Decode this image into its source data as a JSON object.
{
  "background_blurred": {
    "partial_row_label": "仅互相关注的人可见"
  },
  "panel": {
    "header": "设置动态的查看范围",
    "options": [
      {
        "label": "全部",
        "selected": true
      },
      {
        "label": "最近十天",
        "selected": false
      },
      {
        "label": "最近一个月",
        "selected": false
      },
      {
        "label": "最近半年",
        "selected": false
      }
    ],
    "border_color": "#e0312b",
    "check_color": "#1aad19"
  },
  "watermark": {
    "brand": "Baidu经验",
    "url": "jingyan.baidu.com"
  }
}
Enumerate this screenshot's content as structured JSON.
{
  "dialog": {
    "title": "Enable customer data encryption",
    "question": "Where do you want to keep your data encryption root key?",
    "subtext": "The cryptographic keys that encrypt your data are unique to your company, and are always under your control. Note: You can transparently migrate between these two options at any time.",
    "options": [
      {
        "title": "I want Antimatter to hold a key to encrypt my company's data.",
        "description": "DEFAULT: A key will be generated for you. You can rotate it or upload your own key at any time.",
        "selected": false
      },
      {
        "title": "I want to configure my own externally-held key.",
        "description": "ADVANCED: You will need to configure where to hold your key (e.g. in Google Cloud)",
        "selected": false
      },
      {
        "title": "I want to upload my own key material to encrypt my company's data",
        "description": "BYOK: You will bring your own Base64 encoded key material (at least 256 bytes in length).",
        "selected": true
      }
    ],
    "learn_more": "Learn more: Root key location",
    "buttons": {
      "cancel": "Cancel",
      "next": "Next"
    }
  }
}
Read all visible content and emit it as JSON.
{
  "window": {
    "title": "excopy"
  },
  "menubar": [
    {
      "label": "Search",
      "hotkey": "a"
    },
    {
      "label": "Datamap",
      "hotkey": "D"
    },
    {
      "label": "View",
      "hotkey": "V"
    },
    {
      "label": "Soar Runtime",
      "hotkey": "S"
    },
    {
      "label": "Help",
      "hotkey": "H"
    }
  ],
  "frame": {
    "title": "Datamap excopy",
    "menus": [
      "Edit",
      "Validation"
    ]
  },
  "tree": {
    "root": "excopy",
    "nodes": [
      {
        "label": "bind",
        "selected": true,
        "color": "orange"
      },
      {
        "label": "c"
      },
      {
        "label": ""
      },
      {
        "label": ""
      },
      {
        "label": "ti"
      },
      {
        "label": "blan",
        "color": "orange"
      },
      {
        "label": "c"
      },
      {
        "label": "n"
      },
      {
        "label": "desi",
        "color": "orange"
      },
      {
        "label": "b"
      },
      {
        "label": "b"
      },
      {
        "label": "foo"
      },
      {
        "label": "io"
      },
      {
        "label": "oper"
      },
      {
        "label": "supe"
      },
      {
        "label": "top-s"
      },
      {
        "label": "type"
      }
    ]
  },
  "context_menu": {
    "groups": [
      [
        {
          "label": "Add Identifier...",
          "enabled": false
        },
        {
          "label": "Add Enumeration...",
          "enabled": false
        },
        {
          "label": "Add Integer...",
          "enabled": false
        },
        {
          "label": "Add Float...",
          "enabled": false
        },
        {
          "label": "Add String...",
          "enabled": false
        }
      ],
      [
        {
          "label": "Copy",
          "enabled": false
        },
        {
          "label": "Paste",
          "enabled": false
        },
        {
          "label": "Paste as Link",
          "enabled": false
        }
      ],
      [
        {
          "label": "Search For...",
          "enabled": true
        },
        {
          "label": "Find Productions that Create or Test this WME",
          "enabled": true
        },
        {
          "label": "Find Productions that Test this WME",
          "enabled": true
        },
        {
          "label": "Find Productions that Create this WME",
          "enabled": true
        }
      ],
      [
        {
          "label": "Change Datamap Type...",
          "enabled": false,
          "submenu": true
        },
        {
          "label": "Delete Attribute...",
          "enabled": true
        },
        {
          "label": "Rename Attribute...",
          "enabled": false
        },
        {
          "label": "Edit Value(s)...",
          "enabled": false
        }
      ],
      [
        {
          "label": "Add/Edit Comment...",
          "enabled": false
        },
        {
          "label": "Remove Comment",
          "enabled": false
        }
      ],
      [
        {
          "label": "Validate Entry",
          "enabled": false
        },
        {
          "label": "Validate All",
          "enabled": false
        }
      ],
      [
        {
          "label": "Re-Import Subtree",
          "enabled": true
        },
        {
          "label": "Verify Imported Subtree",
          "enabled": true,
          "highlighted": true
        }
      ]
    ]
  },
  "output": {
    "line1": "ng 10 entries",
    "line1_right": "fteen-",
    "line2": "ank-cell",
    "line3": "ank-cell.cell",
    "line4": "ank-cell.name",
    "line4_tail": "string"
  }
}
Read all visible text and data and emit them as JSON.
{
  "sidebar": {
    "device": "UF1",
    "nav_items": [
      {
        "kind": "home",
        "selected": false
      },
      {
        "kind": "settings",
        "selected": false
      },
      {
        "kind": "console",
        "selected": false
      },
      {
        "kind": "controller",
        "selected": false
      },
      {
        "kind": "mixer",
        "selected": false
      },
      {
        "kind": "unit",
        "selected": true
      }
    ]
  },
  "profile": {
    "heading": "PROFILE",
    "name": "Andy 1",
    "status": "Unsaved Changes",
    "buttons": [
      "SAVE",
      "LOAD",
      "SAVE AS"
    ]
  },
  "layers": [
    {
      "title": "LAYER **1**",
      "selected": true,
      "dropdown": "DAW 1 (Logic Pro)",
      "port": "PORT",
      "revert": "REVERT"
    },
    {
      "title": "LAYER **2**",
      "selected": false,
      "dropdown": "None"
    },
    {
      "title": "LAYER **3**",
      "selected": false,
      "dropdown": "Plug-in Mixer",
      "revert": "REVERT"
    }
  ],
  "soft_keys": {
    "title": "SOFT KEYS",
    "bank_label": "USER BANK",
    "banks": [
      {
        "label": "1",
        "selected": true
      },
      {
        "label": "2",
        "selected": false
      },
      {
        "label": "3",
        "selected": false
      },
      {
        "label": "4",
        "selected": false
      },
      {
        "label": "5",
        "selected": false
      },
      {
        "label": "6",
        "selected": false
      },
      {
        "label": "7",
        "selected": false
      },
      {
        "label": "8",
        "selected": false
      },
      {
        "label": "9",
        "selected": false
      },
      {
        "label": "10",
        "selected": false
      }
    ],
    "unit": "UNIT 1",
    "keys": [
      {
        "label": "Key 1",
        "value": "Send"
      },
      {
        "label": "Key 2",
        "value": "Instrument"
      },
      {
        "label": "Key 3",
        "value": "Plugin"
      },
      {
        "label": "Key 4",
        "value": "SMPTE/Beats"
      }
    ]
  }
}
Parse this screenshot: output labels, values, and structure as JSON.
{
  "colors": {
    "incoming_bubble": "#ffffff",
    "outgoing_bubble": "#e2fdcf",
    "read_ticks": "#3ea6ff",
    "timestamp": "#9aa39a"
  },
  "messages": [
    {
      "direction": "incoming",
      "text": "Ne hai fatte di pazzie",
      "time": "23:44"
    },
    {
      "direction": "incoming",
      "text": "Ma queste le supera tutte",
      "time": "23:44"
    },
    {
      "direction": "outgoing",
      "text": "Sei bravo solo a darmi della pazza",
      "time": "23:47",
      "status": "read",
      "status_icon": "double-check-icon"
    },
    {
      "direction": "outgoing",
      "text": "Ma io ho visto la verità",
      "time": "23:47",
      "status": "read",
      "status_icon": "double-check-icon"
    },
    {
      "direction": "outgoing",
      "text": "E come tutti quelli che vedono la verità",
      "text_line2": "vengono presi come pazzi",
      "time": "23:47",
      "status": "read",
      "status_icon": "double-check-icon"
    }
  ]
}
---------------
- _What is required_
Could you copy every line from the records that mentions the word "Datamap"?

- _Response to this exercise_
      "label": "Datamap",
    "title": "Datamap excopy",
          "label": "Change Datamap Type...",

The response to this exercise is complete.